Requirement. Check every line below for the word "Inference" and show those that hold it.

Data.
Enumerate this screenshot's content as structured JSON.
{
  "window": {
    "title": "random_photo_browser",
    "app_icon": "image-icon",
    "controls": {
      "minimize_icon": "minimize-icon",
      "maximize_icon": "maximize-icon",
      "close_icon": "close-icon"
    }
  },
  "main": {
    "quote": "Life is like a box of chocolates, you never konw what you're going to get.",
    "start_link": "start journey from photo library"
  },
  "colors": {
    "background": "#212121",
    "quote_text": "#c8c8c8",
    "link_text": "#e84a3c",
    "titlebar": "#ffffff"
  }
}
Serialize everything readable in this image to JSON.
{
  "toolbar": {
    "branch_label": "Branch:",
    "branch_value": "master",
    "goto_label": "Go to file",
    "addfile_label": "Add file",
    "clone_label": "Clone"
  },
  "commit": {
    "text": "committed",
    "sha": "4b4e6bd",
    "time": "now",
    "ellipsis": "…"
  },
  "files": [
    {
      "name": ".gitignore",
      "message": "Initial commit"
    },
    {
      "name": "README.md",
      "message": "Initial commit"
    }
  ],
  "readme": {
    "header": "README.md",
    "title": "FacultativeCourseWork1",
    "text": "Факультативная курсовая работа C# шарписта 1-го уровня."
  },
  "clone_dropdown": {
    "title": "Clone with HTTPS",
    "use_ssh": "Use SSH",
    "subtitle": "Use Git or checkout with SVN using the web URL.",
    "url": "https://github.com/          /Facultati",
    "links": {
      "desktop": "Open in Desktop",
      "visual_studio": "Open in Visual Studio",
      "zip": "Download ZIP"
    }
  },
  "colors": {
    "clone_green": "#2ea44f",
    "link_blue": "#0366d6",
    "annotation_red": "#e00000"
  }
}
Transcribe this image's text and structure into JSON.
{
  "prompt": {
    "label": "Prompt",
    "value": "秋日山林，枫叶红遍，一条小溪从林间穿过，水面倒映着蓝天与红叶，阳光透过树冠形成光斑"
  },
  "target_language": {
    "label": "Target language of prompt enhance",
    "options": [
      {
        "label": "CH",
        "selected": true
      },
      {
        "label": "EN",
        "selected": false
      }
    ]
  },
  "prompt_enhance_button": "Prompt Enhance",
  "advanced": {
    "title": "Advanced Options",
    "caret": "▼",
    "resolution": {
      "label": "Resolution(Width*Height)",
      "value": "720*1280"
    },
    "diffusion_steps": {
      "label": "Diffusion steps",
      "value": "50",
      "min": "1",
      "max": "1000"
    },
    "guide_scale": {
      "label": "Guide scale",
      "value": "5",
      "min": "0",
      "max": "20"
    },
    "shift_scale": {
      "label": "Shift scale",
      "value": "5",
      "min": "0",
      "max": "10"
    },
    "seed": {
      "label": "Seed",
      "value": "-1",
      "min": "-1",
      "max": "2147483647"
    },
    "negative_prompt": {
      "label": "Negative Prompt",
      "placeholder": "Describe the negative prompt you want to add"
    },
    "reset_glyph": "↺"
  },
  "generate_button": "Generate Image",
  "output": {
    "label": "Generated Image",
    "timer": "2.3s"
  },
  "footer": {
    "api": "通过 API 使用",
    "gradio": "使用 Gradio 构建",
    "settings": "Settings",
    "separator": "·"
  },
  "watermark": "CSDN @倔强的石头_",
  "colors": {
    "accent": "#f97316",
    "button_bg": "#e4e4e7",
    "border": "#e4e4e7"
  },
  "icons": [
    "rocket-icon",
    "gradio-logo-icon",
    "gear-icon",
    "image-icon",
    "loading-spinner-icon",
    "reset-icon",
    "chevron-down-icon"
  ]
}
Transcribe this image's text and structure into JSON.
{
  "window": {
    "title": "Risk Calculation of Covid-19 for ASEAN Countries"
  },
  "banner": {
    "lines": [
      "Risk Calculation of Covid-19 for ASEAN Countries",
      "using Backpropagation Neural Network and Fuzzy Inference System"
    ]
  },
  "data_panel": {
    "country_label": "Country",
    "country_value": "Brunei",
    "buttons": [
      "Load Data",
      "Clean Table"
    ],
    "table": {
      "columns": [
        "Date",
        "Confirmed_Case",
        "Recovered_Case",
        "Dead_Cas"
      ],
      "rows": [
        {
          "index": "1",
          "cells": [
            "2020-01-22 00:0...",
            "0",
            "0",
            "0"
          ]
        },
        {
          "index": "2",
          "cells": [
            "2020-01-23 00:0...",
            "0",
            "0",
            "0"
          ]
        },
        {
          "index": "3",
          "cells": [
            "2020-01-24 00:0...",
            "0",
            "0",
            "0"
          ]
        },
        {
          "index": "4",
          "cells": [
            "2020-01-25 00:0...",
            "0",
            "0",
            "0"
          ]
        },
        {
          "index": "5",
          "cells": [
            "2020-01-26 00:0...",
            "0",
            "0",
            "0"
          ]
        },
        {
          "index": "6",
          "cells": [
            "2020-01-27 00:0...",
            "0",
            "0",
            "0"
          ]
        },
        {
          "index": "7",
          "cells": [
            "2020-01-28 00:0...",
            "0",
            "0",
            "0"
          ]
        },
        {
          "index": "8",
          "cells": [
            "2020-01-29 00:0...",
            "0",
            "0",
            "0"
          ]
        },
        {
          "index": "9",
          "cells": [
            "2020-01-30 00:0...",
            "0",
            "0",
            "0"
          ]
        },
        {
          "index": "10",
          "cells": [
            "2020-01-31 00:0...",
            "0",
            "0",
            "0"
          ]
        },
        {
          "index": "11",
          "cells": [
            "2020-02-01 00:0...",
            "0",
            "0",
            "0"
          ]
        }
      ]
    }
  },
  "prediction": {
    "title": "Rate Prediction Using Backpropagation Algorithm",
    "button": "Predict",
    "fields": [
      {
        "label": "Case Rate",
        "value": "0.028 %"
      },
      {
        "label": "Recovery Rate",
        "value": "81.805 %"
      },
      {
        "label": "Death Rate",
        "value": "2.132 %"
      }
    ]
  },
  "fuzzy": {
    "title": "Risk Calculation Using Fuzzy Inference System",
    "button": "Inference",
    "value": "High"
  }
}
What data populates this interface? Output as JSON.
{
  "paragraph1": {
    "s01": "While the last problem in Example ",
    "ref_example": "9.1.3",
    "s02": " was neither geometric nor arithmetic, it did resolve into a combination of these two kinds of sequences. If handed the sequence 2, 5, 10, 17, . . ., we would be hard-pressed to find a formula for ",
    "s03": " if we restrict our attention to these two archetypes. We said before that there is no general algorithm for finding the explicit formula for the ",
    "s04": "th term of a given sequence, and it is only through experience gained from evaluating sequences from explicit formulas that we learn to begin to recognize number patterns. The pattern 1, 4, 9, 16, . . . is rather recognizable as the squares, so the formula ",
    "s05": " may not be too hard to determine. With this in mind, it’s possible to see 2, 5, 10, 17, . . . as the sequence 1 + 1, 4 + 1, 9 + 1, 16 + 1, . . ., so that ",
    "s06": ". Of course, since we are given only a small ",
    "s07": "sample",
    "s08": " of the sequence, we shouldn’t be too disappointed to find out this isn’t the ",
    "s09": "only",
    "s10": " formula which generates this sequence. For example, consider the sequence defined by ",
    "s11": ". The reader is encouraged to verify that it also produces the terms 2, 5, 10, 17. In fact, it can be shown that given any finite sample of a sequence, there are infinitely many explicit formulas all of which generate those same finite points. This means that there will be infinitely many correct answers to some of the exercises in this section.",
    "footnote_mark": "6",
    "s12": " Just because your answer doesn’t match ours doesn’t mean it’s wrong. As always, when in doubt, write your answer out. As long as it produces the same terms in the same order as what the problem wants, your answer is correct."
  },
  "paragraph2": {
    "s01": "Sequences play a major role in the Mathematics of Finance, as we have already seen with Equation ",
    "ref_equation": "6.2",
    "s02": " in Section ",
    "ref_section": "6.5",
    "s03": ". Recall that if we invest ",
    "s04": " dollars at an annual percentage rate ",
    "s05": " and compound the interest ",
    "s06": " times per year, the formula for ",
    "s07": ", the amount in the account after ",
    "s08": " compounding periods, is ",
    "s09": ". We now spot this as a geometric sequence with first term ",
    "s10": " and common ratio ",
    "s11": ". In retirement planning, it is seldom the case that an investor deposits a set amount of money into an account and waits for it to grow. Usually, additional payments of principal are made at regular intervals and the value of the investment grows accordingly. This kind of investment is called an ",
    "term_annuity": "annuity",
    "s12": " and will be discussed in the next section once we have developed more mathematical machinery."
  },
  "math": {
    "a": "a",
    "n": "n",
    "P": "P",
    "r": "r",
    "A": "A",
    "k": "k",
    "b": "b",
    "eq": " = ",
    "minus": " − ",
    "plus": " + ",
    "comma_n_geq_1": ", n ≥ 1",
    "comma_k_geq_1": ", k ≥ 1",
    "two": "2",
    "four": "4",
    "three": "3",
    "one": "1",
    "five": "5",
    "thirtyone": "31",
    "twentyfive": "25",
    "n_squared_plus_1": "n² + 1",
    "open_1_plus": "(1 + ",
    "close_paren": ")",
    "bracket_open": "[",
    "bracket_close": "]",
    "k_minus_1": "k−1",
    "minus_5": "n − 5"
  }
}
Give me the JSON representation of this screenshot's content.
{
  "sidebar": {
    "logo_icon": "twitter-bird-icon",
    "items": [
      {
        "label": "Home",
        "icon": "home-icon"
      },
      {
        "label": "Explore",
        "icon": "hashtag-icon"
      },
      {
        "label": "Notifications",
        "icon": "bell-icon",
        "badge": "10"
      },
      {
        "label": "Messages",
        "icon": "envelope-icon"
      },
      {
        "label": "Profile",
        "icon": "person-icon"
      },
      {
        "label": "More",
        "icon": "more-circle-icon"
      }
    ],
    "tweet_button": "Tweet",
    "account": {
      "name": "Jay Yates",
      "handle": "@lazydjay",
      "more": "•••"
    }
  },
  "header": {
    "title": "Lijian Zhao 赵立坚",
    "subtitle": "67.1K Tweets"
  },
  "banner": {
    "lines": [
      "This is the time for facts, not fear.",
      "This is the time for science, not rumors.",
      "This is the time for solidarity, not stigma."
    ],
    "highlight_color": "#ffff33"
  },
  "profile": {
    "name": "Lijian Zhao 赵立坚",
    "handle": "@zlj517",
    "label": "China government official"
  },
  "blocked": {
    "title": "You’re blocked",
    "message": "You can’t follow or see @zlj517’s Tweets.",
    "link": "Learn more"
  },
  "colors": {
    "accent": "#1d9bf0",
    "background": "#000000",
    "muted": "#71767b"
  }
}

Task response.
      "using Backpropagation Neural Network and Fuzzy Inference System"
    "title": "Risk Calculation Using Fuzzy Inference System",
    "button": "Inference",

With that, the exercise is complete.